• Raw data
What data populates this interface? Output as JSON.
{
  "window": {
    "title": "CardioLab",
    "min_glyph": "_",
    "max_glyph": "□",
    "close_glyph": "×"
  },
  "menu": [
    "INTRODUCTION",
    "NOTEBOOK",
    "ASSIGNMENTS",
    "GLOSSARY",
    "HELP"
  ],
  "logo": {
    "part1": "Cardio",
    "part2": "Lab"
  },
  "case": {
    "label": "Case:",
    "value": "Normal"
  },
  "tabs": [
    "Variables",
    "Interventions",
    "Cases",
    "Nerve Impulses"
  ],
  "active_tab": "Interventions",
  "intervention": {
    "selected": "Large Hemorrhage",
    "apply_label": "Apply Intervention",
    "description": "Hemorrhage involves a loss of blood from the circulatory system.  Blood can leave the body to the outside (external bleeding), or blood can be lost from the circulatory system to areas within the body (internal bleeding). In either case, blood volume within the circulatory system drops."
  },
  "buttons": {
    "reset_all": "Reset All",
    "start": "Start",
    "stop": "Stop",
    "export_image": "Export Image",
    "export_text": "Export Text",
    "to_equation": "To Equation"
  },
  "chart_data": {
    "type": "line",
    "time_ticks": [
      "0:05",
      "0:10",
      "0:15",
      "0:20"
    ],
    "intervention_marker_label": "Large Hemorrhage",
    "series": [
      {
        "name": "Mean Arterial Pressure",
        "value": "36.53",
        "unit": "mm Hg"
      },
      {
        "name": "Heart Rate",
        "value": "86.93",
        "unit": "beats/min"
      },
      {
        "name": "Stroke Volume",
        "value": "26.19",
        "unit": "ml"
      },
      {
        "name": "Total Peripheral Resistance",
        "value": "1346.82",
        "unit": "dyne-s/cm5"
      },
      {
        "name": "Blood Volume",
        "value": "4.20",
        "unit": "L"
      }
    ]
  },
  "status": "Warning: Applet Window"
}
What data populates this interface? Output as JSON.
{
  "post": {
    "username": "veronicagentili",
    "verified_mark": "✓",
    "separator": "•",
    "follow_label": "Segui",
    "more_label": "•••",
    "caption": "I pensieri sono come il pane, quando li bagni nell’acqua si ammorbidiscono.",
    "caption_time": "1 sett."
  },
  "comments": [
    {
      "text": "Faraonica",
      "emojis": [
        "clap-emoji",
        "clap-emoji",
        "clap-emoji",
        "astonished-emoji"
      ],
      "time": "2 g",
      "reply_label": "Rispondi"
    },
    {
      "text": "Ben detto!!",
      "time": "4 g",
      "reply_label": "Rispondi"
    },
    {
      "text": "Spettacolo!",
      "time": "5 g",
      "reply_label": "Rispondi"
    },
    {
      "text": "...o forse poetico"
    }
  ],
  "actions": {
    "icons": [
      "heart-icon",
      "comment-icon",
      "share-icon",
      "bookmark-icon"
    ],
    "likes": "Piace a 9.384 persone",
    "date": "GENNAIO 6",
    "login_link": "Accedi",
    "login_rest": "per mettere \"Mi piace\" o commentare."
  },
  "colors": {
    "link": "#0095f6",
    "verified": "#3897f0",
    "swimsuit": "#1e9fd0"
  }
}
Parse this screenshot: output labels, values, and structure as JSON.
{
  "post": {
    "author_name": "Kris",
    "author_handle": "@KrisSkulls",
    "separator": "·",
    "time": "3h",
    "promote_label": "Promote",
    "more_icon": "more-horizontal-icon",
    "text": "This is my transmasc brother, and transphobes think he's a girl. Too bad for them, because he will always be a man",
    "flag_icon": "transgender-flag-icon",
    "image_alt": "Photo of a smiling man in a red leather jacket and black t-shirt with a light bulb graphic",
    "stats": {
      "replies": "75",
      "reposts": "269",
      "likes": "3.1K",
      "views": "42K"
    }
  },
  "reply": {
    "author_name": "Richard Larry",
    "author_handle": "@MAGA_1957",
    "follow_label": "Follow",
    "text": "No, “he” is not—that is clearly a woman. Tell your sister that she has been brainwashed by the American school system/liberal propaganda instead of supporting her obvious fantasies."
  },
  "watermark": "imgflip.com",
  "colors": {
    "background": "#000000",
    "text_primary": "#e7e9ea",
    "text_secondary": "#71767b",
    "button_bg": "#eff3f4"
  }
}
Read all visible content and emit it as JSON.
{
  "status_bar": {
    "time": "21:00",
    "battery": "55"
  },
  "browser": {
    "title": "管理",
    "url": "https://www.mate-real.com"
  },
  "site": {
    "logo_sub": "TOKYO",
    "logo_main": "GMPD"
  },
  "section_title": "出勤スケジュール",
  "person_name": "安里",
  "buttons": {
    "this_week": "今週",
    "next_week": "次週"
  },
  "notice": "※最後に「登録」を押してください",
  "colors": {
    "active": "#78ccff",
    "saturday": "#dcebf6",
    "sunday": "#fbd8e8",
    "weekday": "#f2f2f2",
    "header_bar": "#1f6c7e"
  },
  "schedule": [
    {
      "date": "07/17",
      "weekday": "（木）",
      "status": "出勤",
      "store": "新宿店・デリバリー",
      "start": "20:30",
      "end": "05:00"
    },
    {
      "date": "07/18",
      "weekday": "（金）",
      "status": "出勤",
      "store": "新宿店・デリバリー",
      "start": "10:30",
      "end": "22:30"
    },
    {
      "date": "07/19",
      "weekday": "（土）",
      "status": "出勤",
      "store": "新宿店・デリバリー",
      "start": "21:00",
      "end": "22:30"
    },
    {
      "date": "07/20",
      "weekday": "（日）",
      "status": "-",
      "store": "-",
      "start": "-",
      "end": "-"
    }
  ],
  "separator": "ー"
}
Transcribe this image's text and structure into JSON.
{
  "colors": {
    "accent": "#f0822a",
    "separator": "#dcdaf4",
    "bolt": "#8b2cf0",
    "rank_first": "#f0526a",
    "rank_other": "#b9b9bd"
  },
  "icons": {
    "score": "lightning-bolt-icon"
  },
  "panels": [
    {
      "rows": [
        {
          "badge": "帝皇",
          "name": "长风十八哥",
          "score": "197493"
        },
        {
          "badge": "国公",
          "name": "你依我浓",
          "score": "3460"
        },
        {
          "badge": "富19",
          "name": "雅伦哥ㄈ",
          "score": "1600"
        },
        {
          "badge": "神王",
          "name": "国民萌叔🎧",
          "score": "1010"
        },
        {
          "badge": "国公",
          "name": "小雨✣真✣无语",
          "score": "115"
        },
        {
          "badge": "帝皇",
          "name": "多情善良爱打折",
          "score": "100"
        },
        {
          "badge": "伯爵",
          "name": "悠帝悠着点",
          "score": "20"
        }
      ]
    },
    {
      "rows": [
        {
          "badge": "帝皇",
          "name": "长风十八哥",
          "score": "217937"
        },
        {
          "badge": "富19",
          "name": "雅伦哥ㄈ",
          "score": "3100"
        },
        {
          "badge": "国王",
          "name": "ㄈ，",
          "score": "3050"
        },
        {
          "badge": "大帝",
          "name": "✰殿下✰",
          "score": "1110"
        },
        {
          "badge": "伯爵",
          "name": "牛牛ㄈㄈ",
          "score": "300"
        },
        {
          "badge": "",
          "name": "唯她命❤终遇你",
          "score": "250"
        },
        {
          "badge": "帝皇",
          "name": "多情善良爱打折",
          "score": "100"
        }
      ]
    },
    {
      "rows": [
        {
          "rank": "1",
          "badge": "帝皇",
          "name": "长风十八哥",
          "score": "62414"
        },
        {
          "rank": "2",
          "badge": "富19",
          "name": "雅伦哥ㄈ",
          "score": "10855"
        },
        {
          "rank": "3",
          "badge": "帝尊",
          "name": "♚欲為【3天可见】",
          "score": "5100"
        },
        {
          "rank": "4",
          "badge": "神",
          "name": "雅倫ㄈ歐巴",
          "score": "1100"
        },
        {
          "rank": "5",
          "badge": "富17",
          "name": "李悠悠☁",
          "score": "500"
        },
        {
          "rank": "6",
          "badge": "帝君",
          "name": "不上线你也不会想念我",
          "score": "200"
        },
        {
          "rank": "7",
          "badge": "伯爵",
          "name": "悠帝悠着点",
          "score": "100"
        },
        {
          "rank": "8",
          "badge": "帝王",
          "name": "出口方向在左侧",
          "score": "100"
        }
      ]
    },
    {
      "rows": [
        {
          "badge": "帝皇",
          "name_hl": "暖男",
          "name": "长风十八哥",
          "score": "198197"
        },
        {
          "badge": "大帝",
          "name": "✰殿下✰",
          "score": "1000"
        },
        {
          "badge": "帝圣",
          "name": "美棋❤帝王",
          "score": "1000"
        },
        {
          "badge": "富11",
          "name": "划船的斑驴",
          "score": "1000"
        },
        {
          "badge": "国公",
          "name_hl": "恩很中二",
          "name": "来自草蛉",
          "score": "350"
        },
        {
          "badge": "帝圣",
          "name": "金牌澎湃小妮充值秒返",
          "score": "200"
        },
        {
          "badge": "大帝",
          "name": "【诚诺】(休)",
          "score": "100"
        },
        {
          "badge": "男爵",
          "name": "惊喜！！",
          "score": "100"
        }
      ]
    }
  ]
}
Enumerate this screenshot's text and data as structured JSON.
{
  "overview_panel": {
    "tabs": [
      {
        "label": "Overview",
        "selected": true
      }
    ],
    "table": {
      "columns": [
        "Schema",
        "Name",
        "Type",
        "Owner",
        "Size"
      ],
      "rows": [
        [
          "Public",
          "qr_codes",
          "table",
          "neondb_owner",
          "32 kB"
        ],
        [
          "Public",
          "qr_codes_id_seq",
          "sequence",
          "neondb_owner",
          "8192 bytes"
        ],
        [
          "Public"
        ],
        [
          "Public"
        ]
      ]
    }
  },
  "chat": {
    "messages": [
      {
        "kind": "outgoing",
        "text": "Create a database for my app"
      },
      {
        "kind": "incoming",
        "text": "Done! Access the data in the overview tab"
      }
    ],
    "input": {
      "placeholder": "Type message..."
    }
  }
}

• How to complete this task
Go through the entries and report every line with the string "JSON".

• Answer to the exercise
What data populates this interface? Output as JSON.
What data populates this interface? Output as JSON.
Parse this screenshot: output labels, values, and structure as JSON.
Read all visible content and emit it as JSON.
Transcribe this image's text and structure into JSON.
Enumerate this screenshot's text and data as structured JSON.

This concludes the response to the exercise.